*What to work on*: Only the lines with "chevron" in the entries below belong in the answer; please copy them.

*Information provided*:
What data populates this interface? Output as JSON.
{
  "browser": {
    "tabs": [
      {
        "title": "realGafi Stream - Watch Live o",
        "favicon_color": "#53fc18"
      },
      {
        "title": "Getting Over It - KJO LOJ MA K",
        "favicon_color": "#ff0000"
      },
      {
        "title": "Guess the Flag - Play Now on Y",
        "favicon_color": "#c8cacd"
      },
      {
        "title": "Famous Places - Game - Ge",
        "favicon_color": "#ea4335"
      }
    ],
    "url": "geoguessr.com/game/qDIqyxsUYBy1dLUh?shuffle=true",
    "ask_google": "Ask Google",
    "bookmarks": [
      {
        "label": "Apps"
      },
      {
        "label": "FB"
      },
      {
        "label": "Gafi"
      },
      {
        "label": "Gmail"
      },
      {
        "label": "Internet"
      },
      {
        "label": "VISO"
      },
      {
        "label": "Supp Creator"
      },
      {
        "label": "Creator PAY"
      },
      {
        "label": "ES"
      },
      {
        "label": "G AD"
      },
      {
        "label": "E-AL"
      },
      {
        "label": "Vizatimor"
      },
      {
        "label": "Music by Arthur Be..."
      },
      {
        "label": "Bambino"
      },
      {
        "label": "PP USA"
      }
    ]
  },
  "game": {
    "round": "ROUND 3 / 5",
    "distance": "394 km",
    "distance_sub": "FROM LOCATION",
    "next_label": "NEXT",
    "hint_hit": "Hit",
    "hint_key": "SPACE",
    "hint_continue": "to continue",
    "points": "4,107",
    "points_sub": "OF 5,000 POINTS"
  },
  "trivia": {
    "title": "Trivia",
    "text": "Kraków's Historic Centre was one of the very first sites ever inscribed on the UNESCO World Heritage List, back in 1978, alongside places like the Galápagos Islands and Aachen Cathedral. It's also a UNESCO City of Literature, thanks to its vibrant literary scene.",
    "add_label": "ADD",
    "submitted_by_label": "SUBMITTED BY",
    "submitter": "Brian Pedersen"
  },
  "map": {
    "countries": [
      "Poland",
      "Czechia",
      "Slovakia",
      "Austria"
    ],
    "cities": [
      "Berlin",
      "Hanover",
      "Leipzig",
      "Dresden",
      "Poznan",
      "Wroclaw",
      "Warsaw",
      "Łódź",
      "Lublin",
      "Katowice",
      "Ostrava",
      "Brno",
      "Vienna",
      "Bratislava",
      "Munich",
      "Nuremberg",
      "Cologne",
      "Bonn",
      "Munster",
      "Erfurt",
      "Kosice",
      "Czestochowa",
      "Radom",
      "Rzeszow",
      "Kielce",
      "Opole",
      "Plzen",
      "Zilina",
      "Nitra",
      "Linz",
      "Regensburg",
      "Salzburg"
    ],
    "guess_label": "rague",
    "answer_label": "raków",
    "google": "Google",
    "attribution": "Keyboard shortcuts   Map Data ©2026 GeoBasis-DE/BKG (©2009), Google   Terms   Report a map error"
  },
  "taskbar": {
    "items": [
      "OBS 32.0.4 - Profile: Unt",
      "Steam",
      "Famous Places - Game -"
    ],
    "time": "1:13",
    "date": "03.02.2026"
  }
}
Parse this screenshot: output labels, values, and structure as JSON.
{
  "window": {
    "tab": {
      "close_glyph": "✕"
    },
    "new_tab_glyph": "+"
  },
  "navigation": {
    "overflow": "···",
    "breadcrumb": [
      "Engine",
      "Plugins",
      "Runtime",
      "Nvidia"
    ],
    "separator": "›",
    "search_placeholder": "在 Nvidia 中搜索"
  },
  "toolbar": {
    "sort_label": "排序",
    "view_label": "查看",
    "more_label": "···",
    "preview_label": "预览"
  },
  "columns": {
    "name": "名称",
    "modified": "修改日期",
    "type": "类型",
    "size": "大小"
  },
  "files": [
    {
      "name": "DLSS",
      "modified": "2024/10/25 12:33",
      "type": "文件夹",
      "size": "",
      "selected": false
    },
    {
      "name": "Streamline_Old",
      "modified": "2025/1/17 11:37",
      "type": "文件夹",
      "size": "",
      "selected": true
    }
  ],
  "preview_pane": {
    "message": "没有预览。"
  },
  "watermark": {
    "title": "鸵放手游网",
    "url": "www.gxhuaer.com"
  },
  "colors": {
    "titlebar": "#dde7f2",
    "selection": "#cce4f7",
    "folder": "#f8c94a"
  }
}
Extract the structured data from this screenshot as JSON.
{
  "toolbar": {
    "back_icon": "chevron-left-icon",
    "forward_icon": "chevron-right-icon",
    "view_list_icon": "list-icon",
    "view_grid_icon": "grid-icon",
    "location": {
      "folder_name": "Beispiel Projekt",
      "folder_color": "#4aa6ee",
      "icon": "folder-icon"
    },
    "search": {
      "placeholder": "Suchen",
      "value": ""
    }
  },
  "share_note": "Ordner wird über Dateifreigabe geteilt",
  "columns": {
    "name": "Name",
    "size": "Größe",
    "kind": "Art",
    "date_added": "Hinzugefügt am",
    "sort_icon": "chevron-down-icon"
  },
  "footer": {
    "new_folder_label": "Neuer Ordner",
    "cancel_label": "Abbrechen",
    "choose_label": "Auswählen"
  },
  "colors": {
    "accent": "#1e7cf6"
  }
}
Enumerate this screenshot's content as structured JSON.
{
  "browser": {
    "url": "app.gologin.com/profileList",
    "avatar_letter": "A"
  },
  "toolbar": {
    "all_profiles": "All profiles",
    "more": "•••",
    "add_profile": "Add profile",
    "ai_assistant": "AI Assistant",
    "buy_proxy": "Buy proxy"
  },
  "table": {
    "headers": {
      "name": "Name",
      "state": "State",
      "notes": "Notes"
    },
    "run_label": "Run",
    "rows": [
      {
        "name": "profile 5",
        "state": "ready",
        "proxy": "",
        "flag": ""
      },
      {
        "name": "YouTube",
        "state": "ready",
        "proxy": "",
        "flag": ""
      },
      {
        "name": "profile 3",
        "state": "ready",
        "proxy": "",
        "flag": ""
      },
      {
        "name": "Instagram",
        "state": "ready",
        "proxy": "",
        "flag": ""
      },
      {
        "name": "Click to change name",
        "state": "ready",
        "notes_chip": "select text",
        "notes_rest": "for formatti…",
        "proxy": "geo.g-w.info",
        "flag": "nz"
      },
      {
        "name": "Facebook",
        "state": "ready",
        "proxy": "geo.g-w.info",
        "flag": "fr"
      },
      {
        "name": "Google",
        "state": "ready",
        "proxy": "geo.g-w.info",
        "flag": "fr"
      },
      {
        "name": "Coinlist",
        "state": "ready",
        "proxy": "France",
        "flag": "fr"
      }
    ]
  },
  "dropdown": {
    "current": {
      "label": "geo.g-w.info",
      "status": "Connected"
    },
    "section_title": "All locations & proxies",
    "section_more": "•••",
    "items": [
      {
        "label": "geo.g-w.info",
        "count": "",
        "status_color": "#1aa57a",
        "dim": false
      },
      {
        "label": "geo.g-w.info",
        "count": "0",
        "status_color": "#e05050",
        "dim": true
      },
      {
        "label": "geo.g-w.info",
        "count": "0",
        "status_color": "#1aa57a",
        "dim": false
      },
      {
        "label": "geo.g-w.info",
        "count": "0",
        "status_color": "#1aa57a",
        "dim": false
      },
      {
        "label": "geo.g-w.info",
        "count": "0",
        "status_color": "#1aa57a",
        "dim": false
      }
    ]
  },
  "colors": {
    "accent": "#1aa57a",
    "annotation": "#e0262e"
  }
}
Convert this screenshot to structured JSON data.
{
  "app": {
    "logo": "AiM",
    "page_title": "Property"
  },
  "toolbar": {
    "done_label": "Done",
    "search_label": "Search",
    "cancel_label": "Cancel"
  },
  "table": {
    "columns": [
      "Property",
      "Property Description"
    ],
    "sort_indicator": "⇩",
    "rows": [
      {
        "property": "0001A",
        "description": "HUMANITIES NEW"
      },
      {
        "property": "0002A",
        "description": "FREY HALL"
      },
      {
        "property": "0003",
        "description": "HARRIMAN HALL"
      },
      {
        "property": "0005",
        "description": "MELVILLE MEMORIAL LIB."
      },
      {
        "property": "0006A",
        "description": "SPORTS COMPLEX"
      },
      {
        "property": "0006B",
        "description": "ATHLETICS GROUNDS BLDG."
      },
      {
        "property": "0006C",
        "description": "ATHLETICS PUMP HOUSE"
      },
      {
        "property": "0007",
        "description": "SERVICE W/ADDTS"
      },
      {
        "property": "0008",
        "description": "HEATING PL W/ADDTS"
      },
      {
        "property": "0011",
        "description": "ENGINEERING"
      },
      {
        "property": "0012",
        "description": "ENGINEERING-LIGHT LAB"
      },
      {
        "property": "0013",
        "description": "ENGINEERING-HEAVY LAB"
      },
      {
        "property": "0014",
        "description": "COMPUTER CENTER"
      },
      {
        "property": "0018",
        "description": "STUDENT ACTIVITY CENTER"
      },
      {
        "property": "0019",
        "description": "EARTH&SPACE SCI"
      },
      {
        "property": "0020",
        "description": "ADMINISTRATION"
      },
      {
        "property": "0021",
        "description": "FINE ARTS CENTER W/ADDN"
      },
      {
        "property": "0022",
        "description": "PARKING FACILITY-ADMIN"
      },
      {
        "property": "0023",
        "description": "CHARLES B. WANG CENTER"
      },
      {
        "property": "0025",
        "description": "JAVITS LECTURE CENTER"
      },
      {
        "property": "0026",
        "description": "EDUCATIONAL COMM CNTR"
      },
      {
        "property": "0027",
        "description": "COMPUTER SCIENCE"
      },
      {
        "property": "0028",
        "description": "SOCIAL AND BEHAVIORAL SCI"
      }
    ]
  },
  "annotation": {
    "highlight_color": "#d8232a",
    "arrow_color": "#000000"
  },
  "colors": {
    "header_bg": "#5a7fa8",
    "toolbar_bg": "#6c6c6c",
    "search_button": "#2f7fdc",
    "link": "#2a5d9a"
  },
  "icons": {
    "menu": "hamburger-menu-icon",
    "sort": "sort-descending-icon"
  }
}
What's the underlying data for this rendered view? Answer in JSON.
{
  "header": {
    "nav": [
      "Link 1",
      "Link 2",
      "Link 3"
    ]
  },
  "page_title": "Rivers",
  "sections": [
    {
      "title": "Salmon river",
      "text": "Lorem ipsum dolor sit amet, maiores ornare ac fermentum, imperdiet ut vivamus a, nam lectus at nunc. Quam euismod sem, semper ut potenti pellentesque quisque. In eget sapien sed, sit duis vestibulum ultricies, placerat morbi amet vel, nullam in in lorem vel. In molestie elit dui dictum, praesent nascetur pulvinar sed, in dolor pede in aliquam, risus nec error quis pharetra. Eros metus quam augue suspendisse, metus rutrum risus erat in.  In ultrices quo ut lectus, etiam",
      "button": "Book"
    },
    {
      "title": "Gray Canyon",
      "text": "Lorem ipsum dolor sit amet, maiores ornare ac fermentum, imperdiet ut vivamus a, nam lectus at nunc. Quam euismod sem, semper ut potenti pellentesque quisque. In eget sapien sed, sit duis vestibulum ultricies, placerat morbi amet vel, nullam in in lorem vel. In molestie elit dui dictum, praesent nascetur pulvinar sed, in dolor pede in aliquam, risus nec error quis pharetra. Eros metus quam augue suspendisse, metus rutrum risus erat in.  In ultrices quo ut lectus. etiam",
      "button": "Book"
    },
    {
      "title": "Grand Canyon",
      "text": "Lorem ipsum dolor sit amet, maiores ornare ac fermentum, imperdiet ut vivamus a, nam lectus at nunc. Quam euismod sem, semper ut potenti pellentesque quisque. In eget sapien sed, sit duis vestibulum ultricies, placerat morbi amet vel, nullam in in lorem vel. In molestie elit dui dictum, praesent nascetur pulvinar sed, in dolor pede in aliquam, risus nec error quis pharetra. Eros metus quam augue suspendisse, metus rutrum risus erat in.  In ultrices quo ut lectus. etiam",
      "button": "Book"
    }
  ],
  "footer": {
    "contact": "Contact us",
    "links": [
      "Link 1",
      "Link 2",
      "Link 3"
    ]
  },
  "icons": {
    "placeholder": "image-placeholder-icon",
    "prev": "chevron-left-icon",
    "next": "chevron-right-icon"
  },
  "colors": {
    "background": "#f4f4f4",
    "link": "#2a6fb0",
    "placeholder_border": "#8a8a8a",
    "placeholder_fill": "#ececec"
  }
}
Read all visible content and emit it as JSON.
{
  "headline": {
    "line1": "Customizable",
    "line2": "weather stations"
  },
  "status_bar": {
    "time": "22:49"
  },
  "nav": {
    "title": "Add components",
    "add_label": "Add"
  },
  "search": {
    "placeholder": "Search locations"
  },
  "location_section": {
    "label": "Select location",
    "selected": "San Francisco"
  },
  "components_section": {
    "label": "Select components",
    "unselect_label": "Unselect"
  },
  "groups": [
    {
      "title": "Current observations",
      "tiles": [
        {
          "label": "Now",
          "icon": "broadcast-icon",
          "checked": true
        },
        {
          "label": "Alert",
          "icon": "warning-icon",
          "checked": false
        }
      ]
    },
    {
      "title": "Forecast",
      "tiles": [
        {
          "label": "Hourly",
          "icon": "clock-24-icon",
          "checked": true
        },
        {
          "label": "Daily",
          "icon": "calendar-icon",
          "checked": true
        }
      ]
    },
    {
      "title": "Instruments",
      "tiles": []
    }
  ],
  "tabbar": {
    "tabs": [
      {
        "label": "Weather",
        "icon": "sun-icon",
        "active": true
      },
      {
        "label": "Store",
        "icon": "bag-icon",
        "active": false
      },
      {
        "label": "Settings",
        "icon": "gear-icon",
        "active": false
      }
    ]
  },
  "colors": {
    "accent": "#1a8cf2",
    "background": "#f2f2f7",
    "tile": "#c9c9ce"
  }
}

*Problem solution*:
    "back_icon": "chevron-left-icon",
    "forward_icon": "chevron-right-icon",
    "sort_icon": "chevron-down-icon"
    "prev": "chevron-left-icon",
    "next": "chevron-right-icon"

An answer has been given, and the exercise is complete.